Diversity in the workplace is not some narrow thing that just involves one or two factors. Rather, how diverse a given workplace is is affected by a range of different things. However, some aspects of workplace diversity tend not to get the same amount of attention from employers as others. Experts and survey data suggest that age diversity is one of those things.
In a survey which asked CEOs what things their company focused on when it came to promoting diversity, gender and race/ethnicity/nationality came up far more in their answers than age. Race/ethnicity/nationality was around three times more common of a response and gender was over four times more common of a response than age.
Why might age be getting ignored as a diversity factor by employers? There are many possible contributors. Employers might be putting off working on age diversity to instead work on things they consider to be of more immediate concern. They might be influenced by how much more attention in the news things like gender and race diversity tend to get as compared to age diversity. Employers may also sometimes let stereotypes regarding older workers get in the way of promoting age diversity.
When employers fail to consider age diversity in their overall view of workplace diversity, it could have negative effects, on workers and the workplace as a whole.

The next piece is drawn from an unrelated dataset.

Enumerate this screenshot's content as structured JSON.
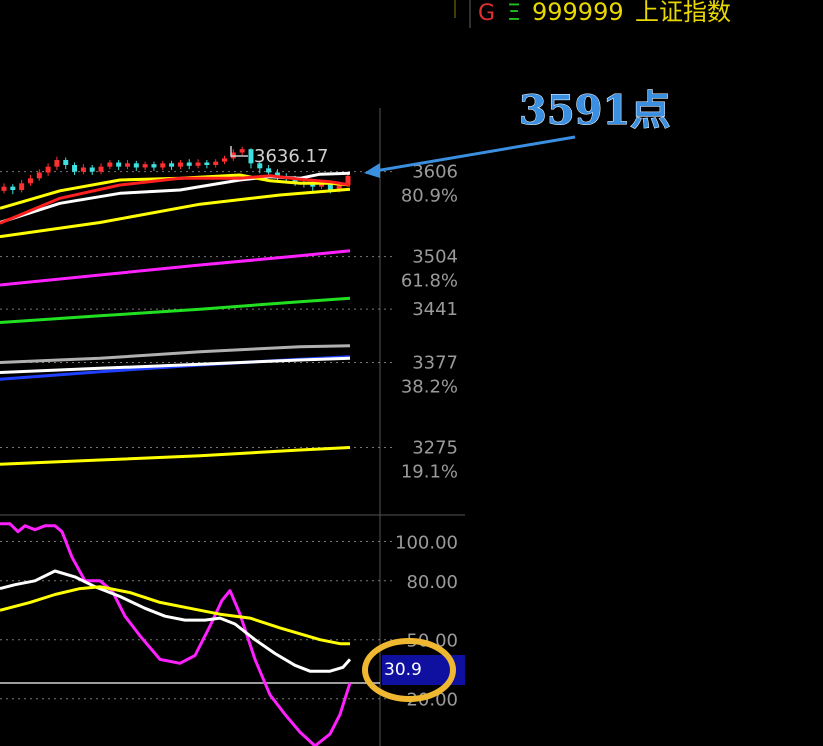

For one, when employers don’t include age in their diversity efforts, and instead let misconceptions about age seep into their decisions, it could result in older workers being subjected to age discrimination. This could include discrimination in hiring, promotions, workplace opportunities, scheduling or layoff decisions. When a worker believes that their employer has discriminated against them based on age, they may want to have a lawyer look into what sort of evidence is present of possible violations of employment laws (like the Age Discrimination in Employment Act).
Employers not considering age as diversity factor could also keep a workplace from having as full of diversity as it could. This could be harmful for a workplace and its culture, given the benefits full diversity can have.
What do you think could lead to a greater consideration of age as a diversity factor by employers?
Source: Bloomberg BNA, “Talkin’ ‘Bout All Generations: Workplace Age Diversity Lacking,” Patrick Dorrian, Nov. 29, 2016